Prior to 1971 an agreement called the Bretton Woods Agreement prevented speculation in the currency markets. The Bretton Woods Agreement was set up in 1945 with the aim of stabilizing international currencies and preventing money fleeing across nations. This agreement fixed all national currencies against the dollar and set the dollar at a rate of $35 per ounce of gold. Prior to this agreement the gold exchange standard had been used since 1876. The gold standard used gold to back each currency and thus prevented kings and rulers from arbitrarily debasing money and triggering inflation. Institutions like the Federal Reserve System of the United States have this kind of power.
However, the gold exchange standard had its own problems. As an economy growth it would import goods from overseas until it ran its gold reserves down. As a result the country’s money supply would shrink resulting in interest rates rising and a slowing of economic activity to the extent that a recession would occur.
Eventually the recession would cause prices of goods to fall so low that they appeared attractive to other nations. This in turn led to an inflow of gold back into the economy and increase in money supply which led to the fall of interest rates and the strengthening of economy. These boom-bust patterns prevailed throughout the world during the gold exchange standard years until the outbreak of World War 1 which interrupted the free flow of trade and thus the movement of gold.
After the war the Bretton Woods Agreement was established, where participating countries agreed to try and maintain the value of their currency with a narrow margin against the dollar. A rate was also used to value the dollar in relation to gold. Countries were prohibited from devaluing their currency to improve their trade position by more than 10%. Following World War II international trade expanded rapidly due to post-war construction and this resulted in massive movements of capital. This destabilized the foreign exchange rates that had been set-up by the Bretton Woods Agreement.

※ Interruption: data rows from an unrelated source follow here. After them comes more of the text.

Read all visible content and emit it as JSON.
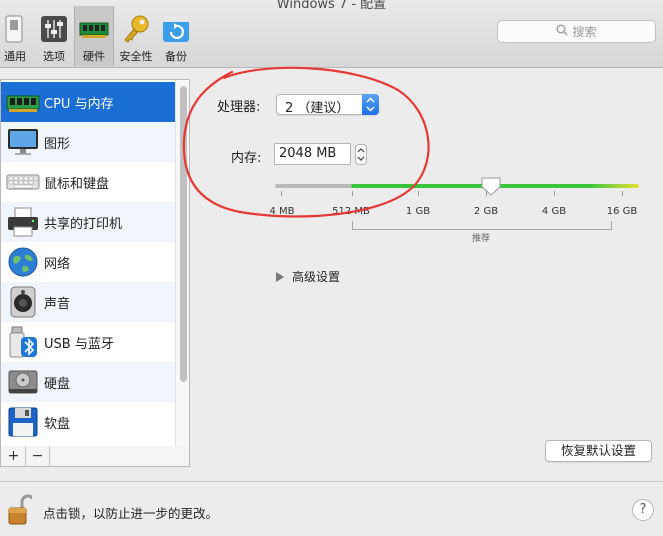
{
  "window": {
    "title": "Windows 7 - 配置"
  },
  "toolbar": {
    "tabs": [
      {
        "label": "通用",
        "icon": "general-switch-icon"
      },
      {
        "label": "选项",
        "icon": "options-sliders-icon"
      },
      {
        "label": "硬件",
        "icon": "hardware-chip-icon",
        "active": true
      },
      {
        "label": "安全性",
        "icon": "key-icon"
      },
      {
        "label": "备份",
        "icon": "backup-icon"
      }
    ],
    "search_placeholder": "搜索"
  },
  "sidebar": {
    "items": [
      {
        "label": "CPU 与内存",
        "icon": "memory-chip-icon",
        "selected": true
      },
      {
        "label": "图形",
        "icon": "monitor-icon"
      },
      {
        "label": "鼠标和键盘",
        "icon": "keyboard-icon"
      },
      {
        "label": "共享的打印机",
        "icon": "printer-icon"
      },
      {
        "label": "网络",
        "icon": "globe-icon"
      },
      {
        "label": "声音",
        "icon": "speaker-icon"
      },
      {
        "label": "USB 与蓝牙",
        "icon": "usb-bluetooth-icon"
      },
      {
        "label": "硬盘",
        "icon": "hard-disk-icon"
      },
      {
        "label": "软盘",
        "icon": "floppy-disk-icon"
      }
    ],
    "add_label": "+",
    "remove_label": "−"
  },
  "cpu": {
    "label": "处理器:",
    "value": "2 （建议）"
  },
  "memory": {
    "label": "内存:",
    "value": "2048 MB",
    "scale_labels": [
      "4 MB",
      "512 MB",
      "1 GB",
      "2 GB",
      "4 GB",
      "16 GB"
    ],
    "recommended_label": "推荐"
  },
  "advanced": {
    "label": "高级设置"
  },
  "restore_button": "恢复默认设置",
  "footer": {
    "lock_text": "点击锁，以防止进一步的更改。",
    "help_label": "?"
  },
  "colors": {
    "selection_blue": "#1b6ed6",
    "slider_green": "#39c43d",
    "slider_yellow": "#e8e033",
    "annotation_red": "#e53935"
  }
}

The agreement was finally abandoned in 1971, and the US dollar was no longer convertible to gold. By 1973, currencies of the major industrialized nations were floating more freely, controlled mainly by the forces of supply and demand. Prices were set, with volumes, speed and price volatility, all increasing during the 1970’s. This led to new financial instruments, market deregulation and open trade. It also led to a rise in the power of speculators.
In the 1980’s the movement of money across borders accelerated with the advent of computers and the market became a continuum, trading through the Asian, European and American time zones. Large banks created dealing rooms where hundreds of millions of Dollars, Pounds, Euros and Yen were exchanged in a matter on minutes. Today electronic brokers trade daily in the Forex market, in London for example, single trades for tens of millions of dollars are priced in seconds. The market has changed dramatically with most international financial transactions being carried out not to buy and sell goods but to speculate on the market with the aim of most dealers to make money out of money.
London has grown to become the world’s leading international financial center and is the world’s largest Forex market. This arose not only due to its location, operating during the Asian and American markets, but also due to the creation of the Eurodollar market. The Eurodollar market was created during the 1950’s when Russia’s oil revenue, all in US dollars, was deposited outside the US in fear of being frozen by US authorities. This created a large pool of US dollars that were outside the control of the US. These vast cash reserves were very attractive to foreign investors as they had far less regulations and offered higher yields.
Today London continues to grow as more and more American and European banks come to the city to establish their regional headquarters. The sizes dealt with in these markets are huge and the smaller banks, commercial hedgers and private investors hardly ever have direct access to this liquid and competitive market, either because they fail to meet credit criteria or because their transaction sizes are too small. But today market makers are allowed to break down the large inter-bank units and offer small traders the opportunity to buy or sell any number of these smaller units (lots).